WHAT YOU WILL DO: Go through the entries below, tally each line with the string "heading", and give the final number by itself.

# # #

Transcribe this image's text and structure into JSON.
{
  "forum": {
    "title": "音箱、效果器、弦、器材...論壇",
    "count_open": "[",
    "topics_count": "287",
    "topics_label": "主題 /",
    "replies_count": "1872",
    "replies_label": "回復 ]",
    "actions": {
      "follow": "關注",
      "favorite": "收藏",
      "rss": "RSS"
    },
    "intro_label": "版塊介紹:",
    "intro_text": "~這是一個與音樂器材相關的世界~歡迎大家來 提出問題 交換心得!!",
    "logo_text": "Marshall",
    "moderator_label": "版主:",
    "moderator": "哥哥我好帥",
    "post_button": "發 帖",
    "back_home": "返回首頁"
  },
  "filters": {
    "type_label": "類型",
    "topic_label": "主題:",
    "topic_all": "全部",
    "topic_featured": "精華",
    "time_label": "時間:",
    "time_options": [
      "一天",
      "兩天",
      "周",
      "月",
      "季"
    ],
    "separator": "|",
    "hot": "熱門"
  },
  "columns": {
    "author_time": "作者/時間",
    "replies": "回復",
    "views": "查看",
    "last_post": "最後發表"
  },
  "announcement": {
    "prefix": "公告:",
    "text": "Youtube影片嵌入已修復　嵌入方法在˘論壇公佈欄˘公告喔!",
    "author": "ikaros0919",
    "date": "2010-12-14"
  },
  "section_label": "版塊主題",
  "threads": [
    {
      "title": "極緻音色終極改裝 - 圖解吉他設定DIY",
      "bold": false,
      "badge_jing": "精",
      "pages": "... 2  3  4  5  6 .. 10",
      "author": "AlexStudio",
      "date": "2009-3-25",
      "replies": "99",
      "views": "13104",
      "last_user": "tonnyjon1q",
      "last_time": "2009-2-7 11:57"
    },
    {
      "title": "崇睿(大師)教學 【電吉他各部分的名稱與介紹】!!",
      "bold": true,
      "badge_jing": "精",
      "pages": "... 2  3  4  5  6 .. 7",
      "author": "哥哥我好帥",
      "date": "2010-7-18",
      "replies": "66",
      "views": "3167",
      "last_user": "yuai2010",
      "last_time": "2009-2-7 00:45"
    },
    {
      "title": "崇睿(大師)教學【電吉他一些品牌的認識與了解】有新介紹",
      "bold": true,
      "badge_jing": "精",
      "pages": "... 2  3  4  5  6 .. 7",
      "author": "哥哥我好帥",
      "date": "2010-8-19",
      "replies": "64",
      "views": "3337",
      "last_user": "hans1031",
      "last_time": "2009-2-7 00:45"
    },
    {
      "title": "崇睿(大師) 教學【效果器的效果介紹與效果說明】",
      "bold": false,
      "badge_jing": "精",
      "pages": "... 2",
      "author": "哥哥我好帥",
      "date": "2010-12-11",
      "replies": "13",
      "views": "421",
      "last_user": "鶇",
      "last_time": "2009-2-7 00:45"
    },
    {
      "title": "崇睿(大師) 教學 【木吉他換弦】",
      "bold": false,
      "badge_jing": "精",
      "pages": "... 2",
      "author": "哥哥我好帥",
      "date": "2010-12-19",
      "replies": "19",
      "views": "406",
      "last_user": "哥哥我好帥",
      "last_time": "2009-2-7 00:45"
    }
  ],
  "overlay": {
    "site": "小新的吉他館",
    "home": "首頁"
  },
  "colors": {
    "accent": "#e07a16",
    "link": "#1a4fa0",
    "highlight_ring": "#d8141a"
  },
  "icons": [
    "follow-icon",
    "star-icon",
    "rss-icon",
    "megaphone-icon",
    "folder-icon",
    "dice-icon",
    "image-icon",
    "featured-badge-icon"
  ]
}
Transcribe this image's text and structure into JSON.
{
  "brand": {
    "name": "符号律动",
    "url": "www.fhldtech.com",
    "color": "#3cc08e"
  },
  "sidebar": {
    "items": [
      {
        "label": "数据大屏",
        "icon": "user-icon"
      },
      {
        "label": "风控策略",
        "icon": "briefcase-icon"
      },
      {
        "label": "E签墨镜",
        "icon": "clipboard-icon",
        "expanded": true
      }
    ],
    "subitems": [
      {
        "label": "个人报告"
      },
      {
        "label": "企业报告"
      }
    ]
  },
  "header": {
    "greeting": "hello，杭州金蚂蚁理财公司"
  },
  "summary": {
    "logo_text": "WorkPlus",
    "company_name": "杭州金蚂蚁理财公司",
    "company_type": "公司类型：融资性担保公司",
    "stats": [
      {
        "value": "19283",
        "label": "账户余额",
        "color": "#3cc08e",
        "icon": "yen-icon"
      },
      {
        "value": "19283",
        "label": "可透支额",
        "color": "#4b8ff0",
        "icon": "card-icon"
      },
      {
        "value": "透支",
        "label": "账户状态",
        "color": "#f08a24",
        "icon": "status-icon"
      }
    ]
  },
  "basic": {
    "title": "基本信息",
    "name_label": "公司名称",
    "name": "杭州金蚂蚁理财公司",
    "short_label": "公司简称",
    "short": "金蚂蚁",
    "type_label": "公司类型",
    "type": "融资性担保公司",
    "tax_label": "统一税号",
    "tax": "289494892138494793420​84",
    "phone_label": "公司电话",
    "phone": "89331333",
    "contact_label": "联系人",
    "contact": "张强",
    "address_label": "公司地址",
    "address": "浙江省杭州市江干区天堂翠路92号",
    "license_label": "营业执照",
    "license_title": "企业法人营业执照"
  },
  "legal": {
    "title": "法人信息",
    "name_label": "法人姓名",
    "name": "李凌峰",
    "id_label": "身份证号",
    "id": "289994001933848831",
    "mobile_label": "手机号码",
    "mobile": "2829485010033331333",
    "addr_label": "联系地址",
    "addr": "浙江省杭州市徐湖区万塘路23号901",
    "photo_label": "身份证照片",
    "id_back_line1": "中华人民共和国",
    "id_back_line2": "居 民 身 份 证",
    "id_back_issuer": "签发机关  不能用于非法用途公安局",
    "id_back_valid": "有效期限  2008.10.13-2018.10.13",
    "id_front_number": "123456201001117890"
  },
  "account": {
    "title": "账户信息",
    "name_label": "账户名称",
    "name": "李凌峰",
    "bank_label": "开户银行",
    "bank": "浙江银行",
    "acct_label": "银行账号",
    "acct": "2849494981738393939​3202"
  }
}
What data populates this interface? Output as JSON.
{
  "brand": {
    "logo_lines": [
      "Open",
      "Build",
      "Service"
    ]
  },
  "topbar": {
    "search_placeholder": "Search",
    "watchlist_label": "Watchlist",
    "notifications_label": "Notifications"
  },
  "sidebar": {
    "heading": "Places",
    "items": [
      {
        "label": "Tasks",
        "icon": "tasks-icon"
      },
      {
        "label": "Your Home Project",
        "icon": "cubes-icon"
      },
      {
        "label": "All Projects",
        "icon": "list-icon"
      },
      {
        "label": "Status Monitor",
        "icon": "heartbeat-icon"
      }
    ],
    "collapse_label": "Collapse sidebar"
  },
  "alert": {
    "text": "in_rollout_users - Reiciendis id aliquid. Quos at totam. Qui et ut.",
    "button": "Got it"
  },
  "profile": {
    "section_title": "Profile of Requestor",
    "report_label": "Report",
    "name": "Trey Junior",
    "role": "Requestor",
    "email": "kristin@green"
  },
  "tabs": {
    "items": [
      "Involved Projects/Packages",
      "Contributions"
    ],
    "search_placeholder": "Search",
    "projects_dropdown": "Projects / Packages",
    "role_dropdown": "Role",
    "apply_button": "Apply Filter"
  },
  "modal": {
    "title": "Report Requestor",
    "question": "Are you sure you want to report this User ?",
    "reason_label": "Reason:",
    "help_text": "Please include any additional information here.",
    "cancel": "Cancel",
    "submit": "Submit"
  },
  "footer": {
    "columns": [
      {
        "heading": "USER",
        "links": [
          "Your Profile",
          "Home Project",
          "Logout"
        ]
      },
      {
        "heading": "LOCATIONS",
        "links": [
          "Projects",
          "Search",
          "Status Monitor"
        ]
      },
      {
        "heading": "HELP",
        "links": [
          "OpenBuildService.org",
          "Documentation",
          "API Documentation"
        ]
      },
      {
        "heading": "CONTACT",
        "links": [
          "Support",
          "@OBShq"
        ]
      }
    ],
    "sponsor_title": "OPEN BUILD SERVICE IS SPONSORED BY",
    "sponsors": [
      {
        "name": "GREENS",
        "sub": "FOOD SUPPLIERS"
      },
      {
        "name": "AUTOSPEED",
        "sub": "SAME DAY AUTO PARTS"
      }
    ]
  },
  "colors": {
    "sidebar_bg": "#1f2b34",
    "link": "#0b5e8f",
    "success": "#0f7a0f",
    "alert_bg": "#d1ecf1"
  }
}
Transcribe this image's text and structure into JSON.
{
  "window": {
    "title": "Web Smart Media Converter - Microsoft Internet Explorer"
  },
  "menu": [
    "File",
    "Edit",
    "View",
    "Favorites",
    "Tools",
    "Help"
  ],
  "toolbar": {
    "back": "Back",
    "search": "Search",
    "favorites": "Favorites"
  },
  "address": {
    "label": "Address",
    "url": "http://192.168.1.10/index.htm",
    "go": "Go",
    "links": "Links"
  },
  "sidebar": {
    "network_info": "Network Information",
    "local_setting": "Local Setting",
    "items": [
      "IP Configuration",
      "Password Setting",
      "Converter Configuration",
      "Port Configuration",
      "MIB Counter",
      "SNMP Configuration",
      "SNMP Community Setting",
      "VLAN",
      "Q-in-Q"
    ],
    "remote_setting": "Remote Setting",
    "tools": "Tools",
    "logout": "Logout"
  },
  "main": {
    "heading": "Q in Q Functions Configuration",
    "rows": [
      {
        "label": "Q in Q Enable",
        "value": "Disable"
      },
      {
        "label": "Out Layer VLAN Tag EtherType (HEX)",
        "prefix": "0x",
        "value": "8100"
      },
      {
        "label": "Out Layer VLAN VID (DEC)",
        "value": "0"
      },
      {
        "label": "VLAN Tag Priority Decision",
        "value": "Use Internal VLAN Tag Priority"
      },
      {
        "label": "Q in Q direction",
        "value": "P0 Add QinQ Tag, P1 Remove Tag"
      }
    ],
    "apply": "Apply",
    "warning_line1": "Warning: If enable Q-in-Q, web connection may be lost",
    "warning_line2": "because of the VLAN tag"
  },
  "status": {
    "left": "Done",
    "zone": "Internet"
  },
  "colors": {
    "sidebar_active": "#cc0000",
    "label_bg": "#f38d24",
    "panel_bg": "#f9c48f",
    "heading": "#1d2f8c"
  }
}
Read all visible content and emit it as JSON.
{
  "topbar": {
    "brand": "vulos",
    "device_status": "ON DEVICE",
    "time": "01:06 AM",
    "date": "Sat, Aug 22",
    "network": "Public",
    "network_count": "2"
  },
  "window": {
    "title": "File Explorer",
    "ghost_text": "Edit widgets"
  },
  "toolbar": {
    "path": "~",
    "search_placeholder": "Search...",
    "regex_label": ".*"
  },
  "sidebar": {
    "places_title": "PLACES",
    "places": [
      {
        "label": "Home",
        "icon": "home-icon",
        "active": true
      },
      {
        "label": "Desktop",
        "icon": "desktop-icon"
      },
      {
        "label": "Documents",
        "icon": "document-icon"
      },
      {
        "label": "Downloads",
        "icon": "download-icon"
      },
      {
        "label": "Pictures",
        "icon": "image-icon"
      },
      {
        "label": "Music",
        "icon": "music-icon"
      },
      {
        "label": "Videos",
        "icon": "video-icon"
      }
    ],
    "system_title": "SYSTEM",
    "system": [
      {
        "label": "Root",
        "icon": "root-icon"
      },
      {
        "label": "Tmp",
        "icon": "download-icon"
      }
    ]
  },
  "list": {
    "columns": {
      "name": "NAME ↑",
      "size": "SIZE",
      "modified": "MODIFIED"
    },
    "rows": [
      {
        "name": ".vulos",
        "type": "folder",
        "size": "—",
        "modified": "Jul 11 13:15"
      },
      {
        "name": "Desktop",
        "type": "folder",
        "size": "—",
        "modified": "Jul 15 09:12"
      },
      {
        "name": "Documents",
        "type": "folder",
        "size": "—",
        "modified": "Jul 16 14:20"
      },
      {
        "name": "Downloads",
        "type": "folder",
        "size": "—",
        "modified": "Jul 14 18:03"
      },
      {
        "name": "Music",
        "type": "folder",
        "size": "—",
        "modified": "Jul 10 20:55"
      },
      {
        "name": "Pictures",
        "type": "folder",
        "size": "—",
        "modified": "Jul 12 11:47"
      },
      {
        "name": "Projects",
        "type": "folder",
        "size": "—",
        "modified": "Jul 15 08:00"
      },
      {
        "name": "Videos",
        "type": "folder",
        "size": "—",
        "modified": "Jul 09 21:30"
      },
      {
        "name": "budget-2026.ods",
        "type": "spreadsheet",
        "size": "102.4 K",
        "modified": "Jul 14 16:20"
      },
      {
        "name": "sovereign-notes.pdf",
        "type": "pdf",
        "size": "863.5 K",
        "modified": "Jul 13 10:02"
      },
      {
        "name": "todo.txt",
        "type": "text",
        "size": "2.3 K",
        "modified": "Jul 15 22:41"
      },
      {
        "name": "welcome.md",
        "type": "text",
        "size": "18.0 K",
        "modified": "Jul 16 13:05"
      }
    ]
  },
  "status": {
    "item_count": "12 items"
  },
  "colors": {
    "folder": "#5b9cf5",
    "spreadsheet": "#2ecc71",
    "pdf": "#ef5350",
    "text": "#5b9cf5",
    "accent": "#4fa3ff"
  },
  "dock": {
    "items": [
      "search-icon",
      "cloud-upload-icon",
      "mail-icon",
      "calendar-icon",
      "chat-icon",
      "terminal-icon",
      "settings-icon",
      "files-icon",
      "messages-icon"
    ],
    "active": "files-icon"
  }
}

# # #

OUTPUT BELOW: 7